Our preteen granddaughters love to watch reruns of the reality show, Mythbusters. It’s a show that tests the validity of myths and conventional wisdom.
The popularity of Mythbusters is but the tip of a huge cultural fascination with skepticism. Skepticism has international conferences, publishers and entertainment venues involving millions of people worldwide. It’s fans are not always the same group as atheists, but they compliment each other.
Some of the skeptic organizations and popular personalities focus on issues such as faith healers, mystics, psychics, political “birthers”, anti-vaccination advocates and the like. But, a branch of them focus’ on the mythology of religion. As someone wrote recently, in a culture that reveres faith above facts, skeptics are a vanguard of rationalism.
As an example, the James Randi Educational Foundation, founded in 1996, offers a million dollar reward to anyone who, under controlled conditions, can prove the existence of a god figure. No winners so far.
Interest in skepticism is most popular among people under 40. It seems to me this interest in critical thinking is fed by the availability of the computer.
While the Christian faith has done remarkably well when put in competition with other faiths, one has to wonder how it will do in competition with skepticism and critical thinking.
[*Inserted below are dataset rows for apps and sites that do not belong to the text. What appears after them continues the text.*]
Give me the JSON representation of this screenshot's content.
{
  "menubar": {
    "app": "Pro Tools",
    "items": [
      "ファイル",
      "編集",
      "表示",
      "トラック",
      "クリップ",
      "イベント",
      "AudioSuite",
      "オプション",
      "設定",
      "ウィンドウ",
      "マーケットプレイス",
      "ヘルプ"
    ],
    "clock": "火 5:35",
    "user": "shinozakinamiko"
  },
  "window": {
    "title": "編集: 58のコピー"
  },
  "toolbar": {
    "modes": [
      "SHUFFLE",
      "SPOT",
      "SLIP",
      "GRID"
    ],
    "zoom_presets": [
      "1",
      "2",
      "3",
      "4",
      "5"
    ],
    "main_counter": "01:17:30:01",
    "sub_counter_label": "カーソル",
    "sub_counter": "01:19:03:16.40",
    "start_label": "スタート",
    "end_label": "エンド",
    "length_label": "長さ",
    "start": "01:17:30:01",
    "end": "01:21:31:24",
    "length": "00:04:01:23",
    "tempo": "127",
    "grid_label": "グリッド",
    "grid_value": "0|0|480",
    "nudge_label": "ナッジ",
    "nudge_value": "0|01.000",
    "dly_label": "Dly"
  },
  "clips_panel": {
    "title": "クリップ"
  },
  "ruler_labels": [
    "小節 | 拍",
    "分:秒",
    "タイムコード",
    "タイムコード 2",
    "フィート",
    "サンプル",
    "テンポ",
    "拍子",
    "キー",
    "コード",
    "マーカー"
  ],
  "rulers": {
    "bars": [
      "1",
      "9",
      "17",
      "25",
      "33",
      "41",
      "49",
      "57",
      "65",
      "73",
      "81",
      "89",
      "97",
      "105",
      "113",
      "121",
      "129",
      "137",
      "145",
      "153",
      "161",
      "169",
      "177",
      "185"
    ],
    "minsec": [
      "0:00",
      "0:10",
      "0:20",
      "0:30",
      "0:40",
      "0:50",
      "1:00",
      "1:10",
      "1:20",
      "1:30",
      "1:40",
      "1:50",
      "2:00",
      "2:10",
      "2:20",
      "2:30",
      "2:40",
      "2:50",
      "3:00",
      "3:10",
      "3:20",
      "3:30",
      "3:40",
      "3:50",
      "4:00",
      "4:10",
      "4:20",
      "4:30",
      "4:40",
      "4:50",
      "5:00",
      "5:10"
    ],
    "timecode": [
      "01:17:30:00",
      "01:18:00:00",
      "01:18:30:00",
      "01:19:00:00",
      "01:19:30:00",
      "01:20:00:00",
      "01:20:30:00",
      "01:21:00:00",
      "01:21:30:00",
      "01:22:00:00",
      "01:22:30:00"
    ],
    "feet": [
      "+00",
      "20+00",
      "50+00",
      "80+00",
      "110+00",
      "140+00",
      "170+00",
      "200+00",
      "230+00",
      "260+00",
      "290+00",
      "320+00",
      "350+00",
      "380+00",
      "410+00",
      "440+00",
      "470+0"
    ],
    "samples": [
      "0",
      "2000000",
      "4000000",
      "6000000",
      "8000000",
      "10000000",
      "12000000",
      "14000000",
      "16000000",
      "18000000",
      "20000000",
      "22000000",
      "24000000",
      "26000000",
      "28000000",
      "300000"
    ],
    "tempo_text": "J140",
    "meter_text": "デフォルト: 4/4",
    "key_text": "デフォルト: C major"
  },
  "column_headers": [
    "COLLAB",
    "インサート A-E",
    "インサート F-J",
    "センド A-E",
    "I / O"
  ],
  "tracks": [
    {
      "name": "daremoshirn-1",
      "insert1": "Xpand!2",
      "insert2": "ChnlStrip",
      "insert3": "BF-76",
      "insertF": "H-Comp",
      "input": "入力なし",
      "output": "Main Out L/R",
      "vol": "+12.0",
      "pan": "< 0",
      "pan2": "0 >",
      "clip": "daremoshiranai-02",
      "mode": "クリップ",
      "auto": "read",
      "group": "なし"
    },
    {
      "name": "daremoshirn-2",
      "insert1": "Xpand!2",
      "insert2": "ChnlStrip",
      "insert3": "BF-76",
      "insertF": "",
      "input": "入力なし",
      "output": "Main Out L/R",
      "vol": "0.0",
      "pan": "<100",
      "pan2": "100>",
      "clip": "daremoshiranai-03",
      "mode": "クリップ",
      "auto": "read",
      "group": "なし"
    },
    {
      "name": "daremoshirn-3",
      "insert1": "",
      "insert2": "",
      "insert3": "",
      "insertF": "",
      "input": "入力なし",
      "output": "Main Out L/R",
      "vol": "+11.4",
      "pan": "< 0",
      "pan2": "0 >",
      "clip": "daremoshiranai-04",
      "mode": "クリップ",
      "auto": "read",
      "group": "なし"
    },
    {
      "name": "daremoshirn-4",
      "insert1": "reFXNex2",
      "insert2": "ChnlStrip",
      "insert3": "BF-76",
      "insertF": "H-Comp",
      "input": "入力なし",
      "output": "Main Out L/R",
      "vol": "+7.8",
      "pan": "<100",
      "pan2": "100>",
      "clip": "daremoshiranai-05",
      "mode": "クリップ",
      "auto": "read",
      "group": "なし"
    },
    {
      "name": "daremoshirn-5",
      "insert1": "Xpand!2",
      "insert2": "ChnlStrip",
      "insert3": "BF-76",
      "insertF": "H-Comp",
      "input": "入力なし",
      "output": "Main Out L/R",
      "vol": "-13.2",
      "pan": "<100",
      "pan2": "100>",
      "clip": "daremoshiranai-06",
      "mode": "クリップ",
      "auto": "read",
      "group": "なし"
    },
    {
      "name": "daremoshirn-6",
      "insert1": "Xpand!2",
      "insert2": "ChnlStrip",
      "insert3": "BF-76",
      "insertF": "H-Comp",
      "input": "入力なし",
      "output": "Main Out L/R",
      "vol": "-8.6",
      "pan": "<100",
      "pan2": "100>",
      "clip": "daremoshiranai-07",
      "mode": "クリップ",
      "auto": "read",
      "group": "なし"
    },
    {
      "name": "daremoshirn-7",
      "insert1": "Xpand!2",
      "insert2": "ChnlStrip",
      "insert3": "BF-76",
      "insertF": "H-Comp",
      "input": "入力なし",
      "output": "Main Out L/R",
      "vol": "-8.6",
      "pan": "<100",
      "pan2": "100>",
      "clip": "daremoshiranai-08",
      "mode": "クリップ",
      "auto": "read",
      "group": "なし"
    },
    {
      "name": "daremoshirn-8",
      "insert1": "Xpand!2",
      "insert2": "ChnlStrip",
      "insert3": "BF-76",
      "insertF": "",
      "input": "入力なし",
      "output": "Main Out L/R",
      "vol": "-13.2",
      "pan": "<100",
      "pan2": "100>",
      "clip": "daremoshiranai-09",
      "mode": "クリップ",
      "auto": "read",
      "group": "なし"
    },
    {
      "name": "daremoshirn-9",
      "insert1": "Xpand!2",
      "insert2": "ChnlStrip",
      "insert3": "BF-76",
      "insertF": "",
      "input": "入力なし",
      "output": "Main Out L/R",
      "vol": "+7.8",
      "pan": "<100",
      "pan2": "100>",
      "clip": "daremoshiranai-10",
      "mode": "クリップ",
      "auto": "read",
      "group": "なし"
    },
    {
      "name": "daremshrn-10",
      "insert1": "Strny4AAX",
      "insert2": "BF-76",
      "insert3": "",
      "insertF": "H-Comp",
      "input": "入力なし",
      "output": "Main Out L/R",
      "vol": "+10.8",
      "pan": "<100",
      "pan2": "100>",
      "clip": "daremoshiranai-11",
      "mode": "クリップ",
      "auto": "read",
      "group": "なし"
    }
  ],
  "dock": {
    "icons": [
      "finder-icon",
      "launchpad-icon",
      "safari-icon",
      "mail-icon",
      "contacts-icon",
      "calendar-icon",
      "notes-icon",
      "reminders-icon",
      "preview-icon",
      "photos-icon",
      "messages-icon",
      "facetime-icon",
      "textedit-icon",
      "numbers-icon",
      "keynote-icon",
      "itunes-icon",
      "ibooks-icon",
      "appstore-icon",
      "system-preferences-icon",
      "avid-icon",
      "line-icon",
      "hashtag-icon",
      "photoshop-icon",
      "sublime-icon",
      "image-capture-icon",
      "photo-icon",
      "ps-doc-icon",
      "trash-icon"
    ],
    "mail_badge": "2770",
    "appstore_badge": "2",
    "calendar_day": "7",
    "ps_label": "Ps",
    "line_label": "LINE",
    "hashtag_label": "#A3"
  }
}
It has lost ground in Europe and in the last ten years in the U. S. it has stopped growing.
I’d like to prove there is a god, and win a million dollars, but I can’t.